▸ **Exercise goal**
Please copy out every line in the records below that includes the word "Converters".

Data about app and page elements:
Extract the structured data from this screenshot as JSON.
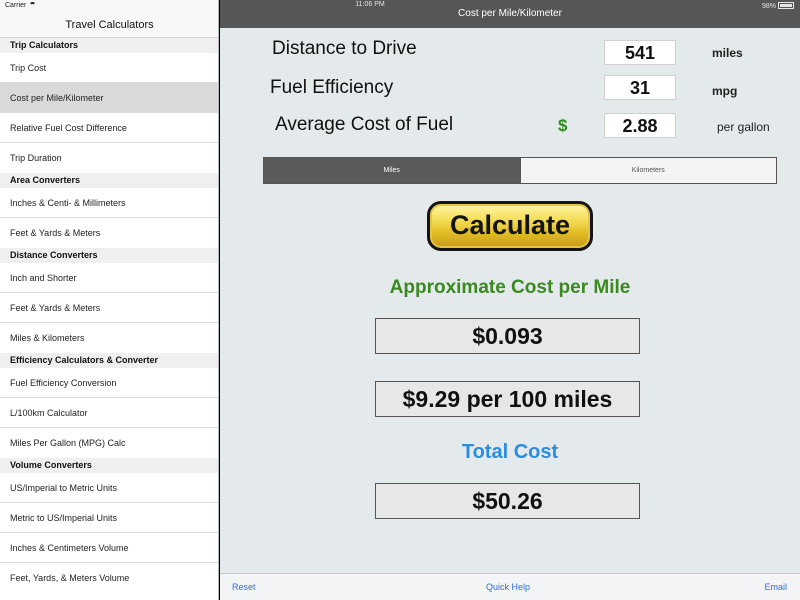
{
  "status_bar": {
    "carrier": "Carrier",
    "time": "11:06 PM",
    "battery": "98%"
  },
  "sidebar": {
    "title": "Travel Calculators",
    "sections": [
      {
        "header": "Trip Calculators",
        "items": [
          "Trip Cost",
          "Cost per Mile/Kilometer",
          "Relative Fuel Cost Difference",
          "Trip Duration"
        ]
      },
      {
        "header": "Area Converters",
        "items": [
          "Inches & Centi- & Millimeters",
          "Feet & Yards & Meters"
        ]
      },
      {
        "header": "Distance Converters",
        "items": [
          "Inch and Shorter",
          "Feet & Yards & Meters",
          "Miles & Kilometers"
        ]
      },
      {
        "header": "Efficiency Calculators & Converter",
        "items": [
          "Fuel Efficiency Conversion",
          "L/100km Calculator",
          "Miles Per Gallon (MPG) Calc"
        ]
      },
      {
        "header": "Volume Converters",
        "items": [
          "US/Imperial to Metric Units",
          "Metric to US/Imperial Units",
          "Inches & Centimeters Volume",
          "Feet, Yards, & Meters Volume"
        ]
      }
    ],
    "selected": "Cost per Mile/Kilometer"
  },
  "main": {
    "nav_title": "Cost per Mile/Kilometer",
    "inputs": {
      "distance": {
        "label": "Distance to Drive",
        "value": "541",
        "unit": "miles"
      },
      "efficiency": {
        "label": "Fuel Efficiency",
        "value": "31",
        "unit": "mpg"
      },
      "fuel_cost": {
        "label": "Average Cost of Fuel",
        "currency": "$",
        "value": "2.88",
        "unit": "per gallon"
      }
    },
    "segments": [
      {
        "label": "Miles",
        "active": true
      },
      {
        "label": "Kilometers",
        "active": false
      }
    ],
    "calculate_label": "Calculate",
    "cost_per_heading": "Approximate Cost per Mile",
    "cost_per_value": "$0.093",
    "cost_per_100": "$9.29 per 100 miles",
    "total_heading": "Total Cost",
    "total_value": "$50.26"
  },
  "toolbar": {
    "reset": "Reset",
    "quick_help": "Quick Help",
    "email": "Email"
  },
  "colors": {
    "green": "#3a8a20",
    "blue": "#2a8de0",
    "link": "#2f6fdc",
    "nav": "#565656",
    "button_gold": "#e2bd25"
  }
}
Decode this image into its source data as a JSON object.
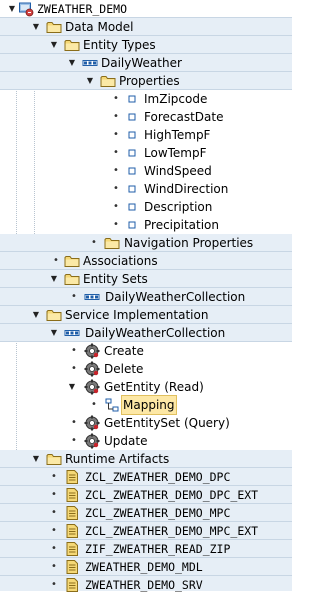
{
  "colors": {
    "row_alt": "#e6eef6",
    "selection": "#fde8a6",
    "folder": "#f5d876",
    "accent": "#1f5ea8"
  },
  "tree": {
    "root": {
      "label": "ZWEATHER_DEMO",
      "icon": "project-icon"
    },
    "data_model": {
      "label": "Data Model",
      "icon": "folder-icon"
    },
    "entity_types": {
      "label": "Entity Types",
      "icon": "folder-icon"
    },
    "daily_weather": {
      "label": "DailyWeather",
      "icon": "entity-type-icon"
    },
    "properties": {
      "label": "Properties",
      "icon": "folder-icon"
    },
    "property_items": [
      {
        "label": "ImZipcode",
        "icon": "property-icon"
      },
      {
        "label": "ForecastDate",
        "icon": "property-icon"
      },
      {
        "label": "HighTempF",
        "icon": "property-icon"
      },
      {
        "label": "LowTempF",
        "icon": "property-icon"
      },
      {
        "label": "WindSpeed",
        "icon": "property-icon"
      },
      {
        "label": "WindDirection",
        "icon": "property-icon"
      },
      {
        "label": "Description",
        "icon": "property-icon"
      },
      {
        "label": "Precipitation",
        "icon": "property-icon"
      }
    ],
    "nav_properties": {
      "label": "Navigation Properties",
      "icon": "folder-icon"
    },
    "associations": {
      "label": "Associations",
      "icon": "folder-icon"
    },
    "entity_sets": {
      "label": "Entity Sets",
      "icon": "folder-icon"
    },
    "entity_set_item": {
      "label": "DailyWeatherCollection",
      "icon": "entity-set-icon"
    },
    "service_impl": {
      "label": "Service Implementation",
      "icon": "folder-icon"
    },
    "impl_collection": {
      "label": "DailyWeatherCollection",
      "icon": "entity-set-icon"
    },
    "op_create": {
      "label": "Create",
      "icon": "operation-icon"
    },
    "op_delete": {
      "label": "Delete",
      "icon": "operation-icon"
    },
    "op_getentity": {
      "label": "GetEntity (Read)",
      "icon": "operation-icon"
    },
    "mapping": {
      "label": "Mapping",
      "icon": "mapping-icon"
    },
    "op_getentityset": {
      "label": "GetEntitySet (Query)",
      "icon": "operation-icon"
    },
    "op_update": {
      "label": "Update",
      "icon": "operation-icon"
    },
    "runtime_artifacts": {
      "label": "Runtime Artifacts",
      "icon": "folder-icon"
    },
    "artifacts": [
      {
        "label": "ZCL_ZWEATHER_DEMO_DPC",
        "icon": "class-icon"
      },
      {
        "label": "ZCL_ZWEATHER_DEMO_DPC_EXT",
        "icon": "class-icon"
      },
      {
        "label": "ZCL_ZWEATHER_DEMO_MPC",
        "icon": "class-icon"
      },
      {
        "label": "ZCL_ZWEATHER_DEMO_MPC_EXT",
        "icon": "class-icon"
      },
      {
        "label": "ZIF_ZWEATHER_READ_ZIP",
        "icon": "interface-icon"
      },
      {
        "label": "ZWEATHER_DEMO_MDL",
        "icon": "model-icon"
      },
      {
        "label": "ZWEATHER_DEMO_SRV",
        "icon": "service-icon"
      }
    ]
  }
}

▸ **Task solution**
        "header": "Area Converters",
        "header": "Distance Converters",
        "header": "Volume Converters",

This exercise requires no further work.